Copy out all the lines of the data precisely, omitting any pictures.

(Dataset items)
____
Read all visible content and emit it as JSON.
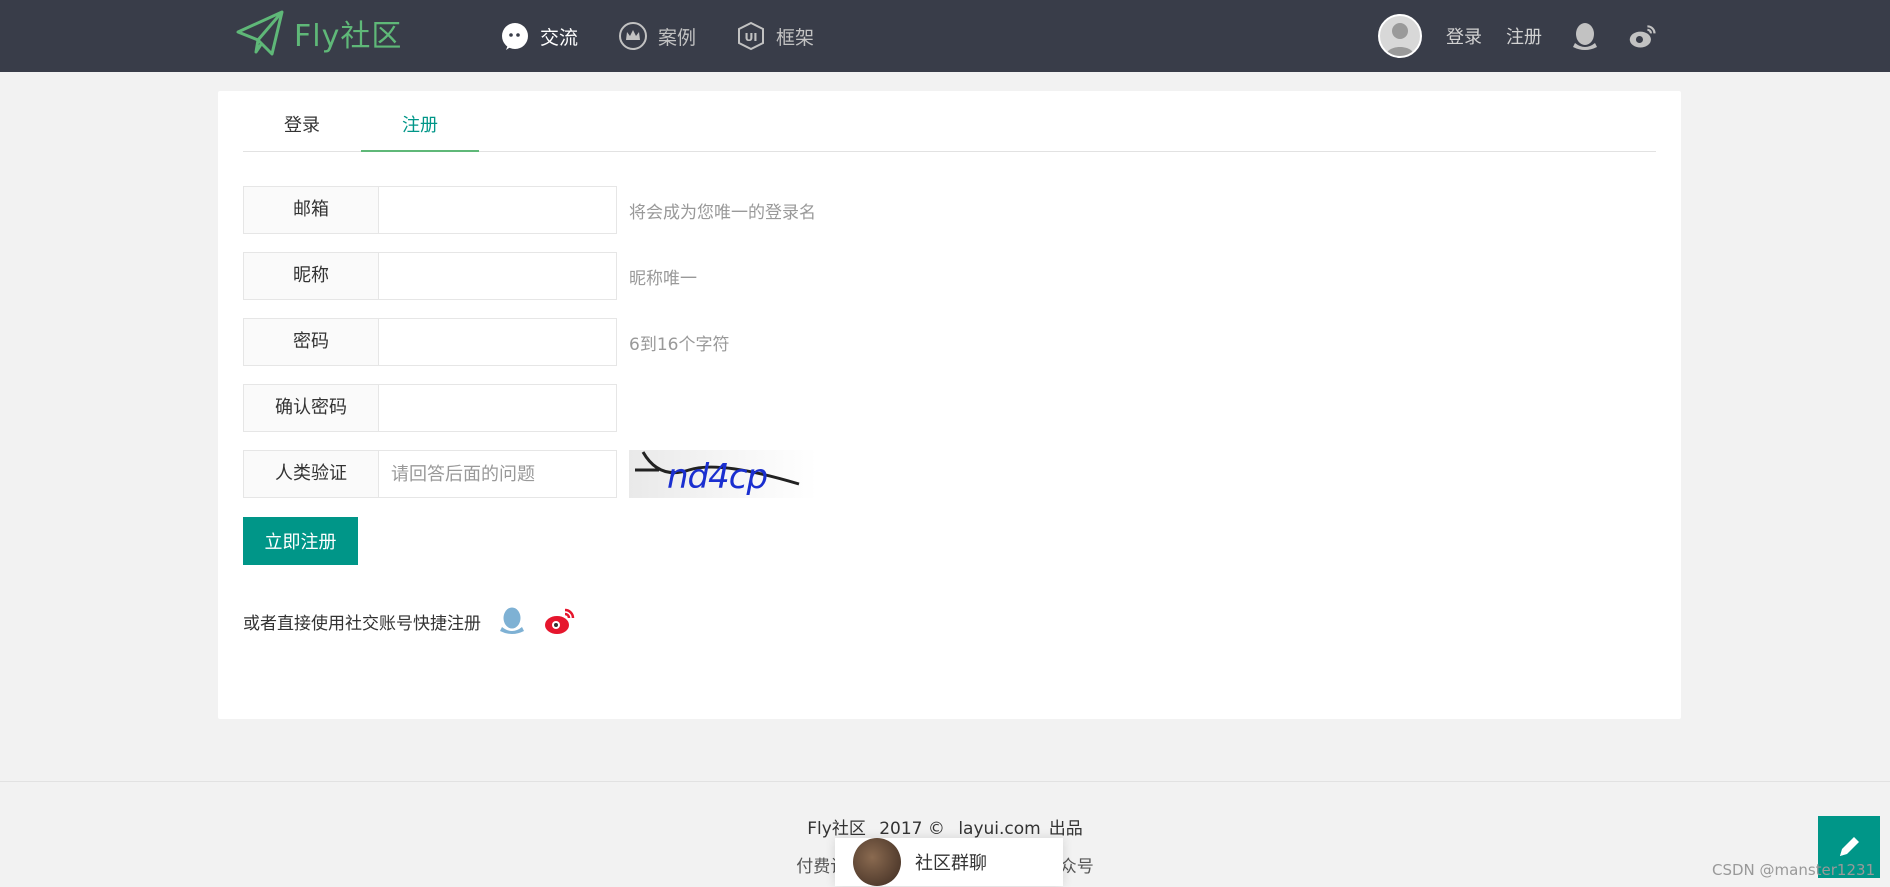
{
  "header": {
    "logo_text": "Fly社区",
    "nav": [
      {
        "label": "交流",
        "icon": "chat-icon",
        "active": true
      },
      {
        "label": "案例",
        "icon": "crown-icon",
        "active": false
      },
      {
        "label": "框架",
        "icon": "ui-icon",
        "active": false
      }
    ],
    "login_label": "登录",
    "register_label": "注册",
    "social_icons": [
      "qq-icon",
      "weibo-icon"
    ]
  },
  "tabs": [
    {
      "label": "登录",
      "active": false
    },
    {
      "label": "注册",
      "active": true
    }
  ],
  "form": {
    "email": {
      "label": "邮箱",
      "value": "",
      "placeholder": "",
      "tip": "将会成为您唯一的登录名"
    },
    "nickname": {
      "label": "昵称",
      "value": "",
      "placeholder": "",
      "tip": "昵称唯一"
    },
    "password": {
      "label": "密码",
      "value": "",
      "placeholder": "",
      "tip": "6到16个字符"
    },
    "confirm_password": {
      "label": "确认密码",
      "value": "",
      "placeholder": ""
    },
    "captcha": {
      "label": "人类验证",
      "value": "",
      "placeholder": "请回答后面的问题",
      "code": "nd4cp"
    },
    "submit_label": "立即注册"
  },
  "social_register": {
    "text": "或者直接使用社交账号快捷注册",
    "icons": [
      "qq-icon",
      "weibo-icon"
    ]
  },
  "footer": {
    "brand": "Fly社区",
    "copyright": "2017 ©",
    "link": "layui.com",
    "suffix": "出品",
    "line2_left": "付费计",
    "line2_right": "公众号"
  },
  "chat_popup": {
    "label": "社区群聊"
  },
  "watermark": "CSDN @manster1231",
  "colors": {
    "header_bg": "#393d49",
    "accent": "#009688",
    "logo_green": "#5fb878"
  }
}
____
▸ **Written reply**:
Read all visible content and emit it as JSON.
{
  "header": {
    "logo_text": "Fly社区",
    "nav": [
      {
        "label": "交流",
        "icon": "chat-icon",
        "active": true
      },
      {
        "label": "案例",
        "icon": "crown-icon",
        "active": false
      },
      {
        "label": "框架",
        "icon": "ui-icon",
        "active": false
      }
    ],
    "login_label": "登录",
    "register_label": "注册",
    "social_icons": [
      "qq-icon",
      "weibo-icon"
    ]
  },
  "tabs": [
    {
      "label": "登录",
      "active": false
    },
    {
      "label": "注册",
      "active": true
    }
  ],
  "form": {
    "email": {
      "label": "邮箱",
      "value": "",
      "placeholder": "",
      "tip": "将会成为您唯一的登录名"
    },
    "nickname": {
      "label": "昵称",
      "value": "",
      "placeholder": "",
      "tip": "昵称唯一"
    },
    "password": {
      "label": "密码",
      "value": "",
      "placeholder": "",
      "tip": "6到16个字符"
    },
    "confirm_password": {
      "label": "确认密码",
      "value": "",
      "placeholder": ""
    },
    "captcha": {
      "label": "人类验证",
      "value": "",
      "placeholder": "请回答后面的问题",
      "code": "nd4cp"
    },
    "submit_label": "立即注册"
  },
  "social_register": {
    "text": "或者直接使用社交账号快捷注册",
    "icons": [
      "qq-icon",
      "weibo-icon"
    ]
  },
  "footer": {
    "brand": "Fly社区",
    "copyright": "2017 ©",
    "link": "layui.com",
    "suffix": "出品",
    "line2_left": "付费计",
    "line2_right": "公众号"
  },
  "chat_popup": {
    "label": "社区群聊"
  },
  "watermark": "CSDN @manster1231",
  "colors": {
    "header_bg": "#393d49",
    "accent": "#009688",
    "logo_green": "#5fb878"
  }
}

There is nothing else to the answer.